Contest won 332849 times, didn’t switched and lost 667151 times

Contest’s win ratio is 33.2849%.

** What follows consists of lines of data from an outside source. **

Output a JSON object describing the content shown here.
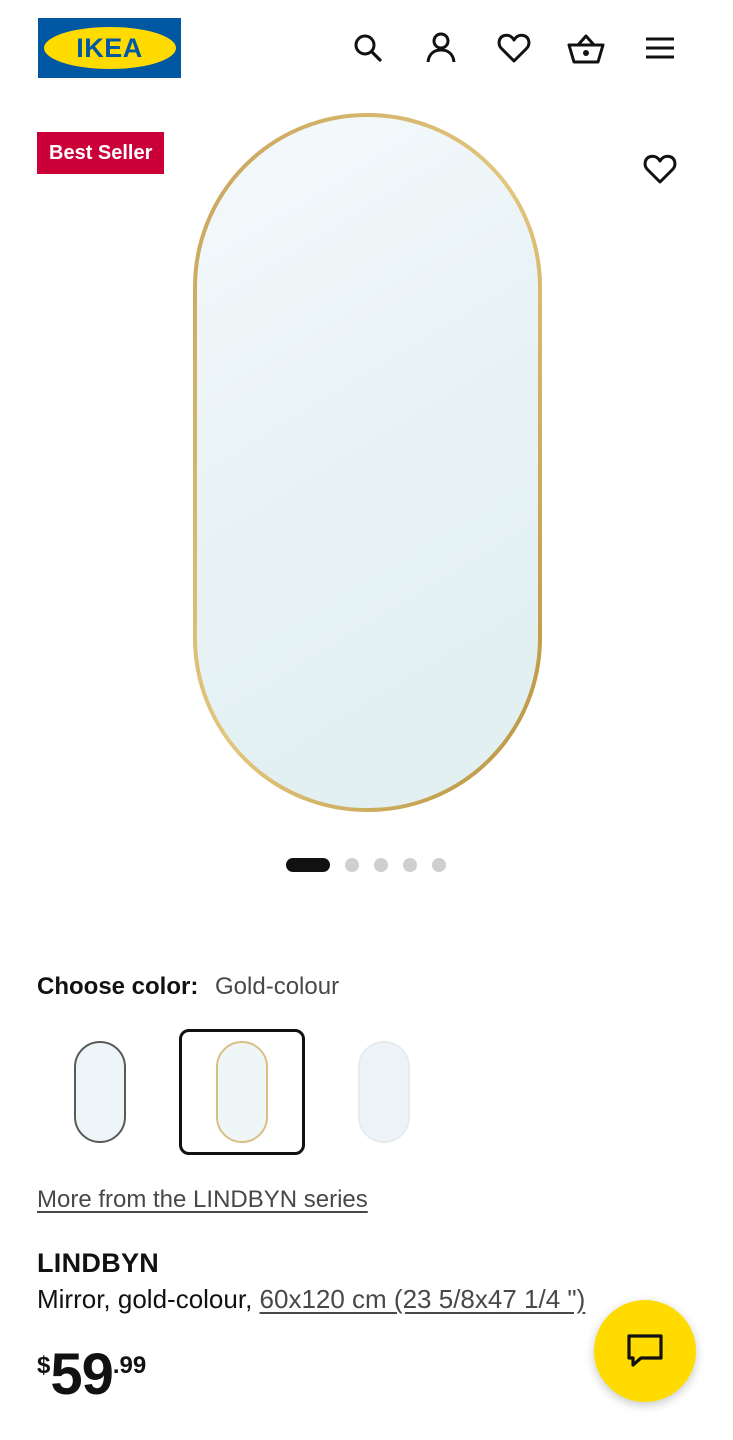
{
  "header": {
    "logo_text": "IKEA",
    "icons": [
      "search-icon",
      "account-icon",
      "heart-icon",
      "basket-icon",
      "menu-icon"
    ]
  },
  "gallery": {
    "badge": "Best Seller",
    "image_count": 5,
    "active_image": 1
  },
  "color_picker": {
    "label": "Choose color:",
    "selected_value": "Gold-colour",
    "swatches": [
      "black",
      "gold",
      "white"
    ],
    "selected_index": 1
  },
  "series_link": "More from the LINDBYN series",
  "product": {
    "name": "LINDBYN",
    "description": "Mirror, gold-colour, ",
    "size_link": "60x120 cm (23 5/8x47 1/4 \")",
    "price": {
      "currency": "$",
      "integer": "59",
      "decimals": ".99"
    }
  },
  "colors": {
    "brand_blue": "#0058a3",
    "brand_yellow": "#ffdb00",
    "badge_red": "#cc0039"
  }
}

// Scenario 3, Monty Hall knows where the car is/Contestant always switches function NotRandomSwitch(){ //Reset Counters Loser = 0; Winner = 0; WinRatio = 0; //Begin Comparing Doors for(LoopCounter = 0; LoopCounter < GameCount; LoopCounter++){ OpenedDoor[LoopCounter] = Math.floor(Math.random()*3); //Make sure Opened Door is not Chosen Door if (OpenedDoor[LoopCounter] == ChoiceDoor[LoopCounter] && OpenedDoor[LoopCounter] == PrizeDoor[LoopCounter]){ do { OpenedDoor[LoopCounter] = Math.floor(Math.random()*3); } while (OpenedDoor[LoopCounter] == ChoiceDoor[LoopCounter] && OpenedDoor[LoopCounter] == PrizeDoor[LoopCounter]) } //Determine Results NotRandomSwitches(); } //Calculate Win Ratio and Display Results WinRatio = (Winner / GameCount)*100; print(); print("In this scenario, Monty Hall knows where the car is and contestant always switches.") print("Contest won " +Winner + " times, didn't switched and lost " + Loser + " times"); print("Contest's win ratio is " +WinRatio +"%."); } // Scenario 5, Monty Hall knows where the car is/Contestant never switches function NotRandomNoSwitch(){ //Reset Counters Loser = 0; Winner = 0; WinRatio = 0; //Begin Comparing Doors for(LoopCounter = 0; LoopCounter < GameCount; LoopCounter++){ OpenedDoor[LoopCounter] = Math.floor(Math.random()*3); //Make sure Opened Door is not Chosen Door if (OpenedDoor[LoopCounter] == ChoiceDoor[LoopCounter] && OpenedDoor[LoopCounter] == PrizeDoor[LoopCounter]){ do { OpenedDoor[LoopCounter] = Math.floor(Math.random()*3); } while (OpenedDoor[LoopCounter] == ChoiceDoor[LoopCounter] && OpenedDoor[LoopCounter] == PrizeDoor[LoopCounter]) } //Determine Results NotRandomDoesNotSwitch(); } //Calculate Win Ratio and Display Results WinRatio = (Winner / GameCount)*100; print(); print("In this scenario, Monty Hall knows where the car is and contestant never switches.") print("Contest won " +Winner + " times, didn't switched and lost " + Loser + " times"); print("Contest's win ratio is " +WinRatio +"%."); } // Scenario 4, Monty Hall knows where the car is/Contestant never switches function NotRandomRandomSwitch(){ //Declare Variable var CustChoice = 0; //Reset Counters Loser = 0; Winner = 0; WinRatio = 0; //Begin Comparing Doors for(LoopCounter = 0; LoopCounter < GameCount; LoopCounter++){ OpenedDoor[LoopCounter] = Math.floor(Math.random()*3); //Make sure Opened Door is not Chosen Door if (OpenedDoor[LoopCounter] == ChoiceDoor[LoopCounter] && OpenedDoor[LoopCounter] == PrizeDoor[LoopCounter]){ do { OpenedDoor[LoopCounter] = Math.floor(Math.random()*3); } while (OpenedDoor[LoopCounter] == ChoiceDoor[LoopCounter] && OpenedDoor[LoopCounter] == PrizeDoor[LoopCounter]) } //Determine Results CustChoice = Math.floor(Math.random()*2) if (CustChoice == 0){ NotRandomSwitches(); } else { NotRandomDoesNotSwitch(); } } //Calculate Win Ratio and Display Results WinRatio = (Winner / GameCount)*100; print(); print("In this scenario, Monty Hall knows where the car is and contestant randomly switches.") print("Contest won " +Winner + " times, didn't switched and lost " +Loser + " times"); print("Contest's win ratio is " +WinRatio +"%."); } GameSetup(); RandomSwitch(); RandomNoSwitch(); NotRandomSwitch(); NotRandomNoSwitch();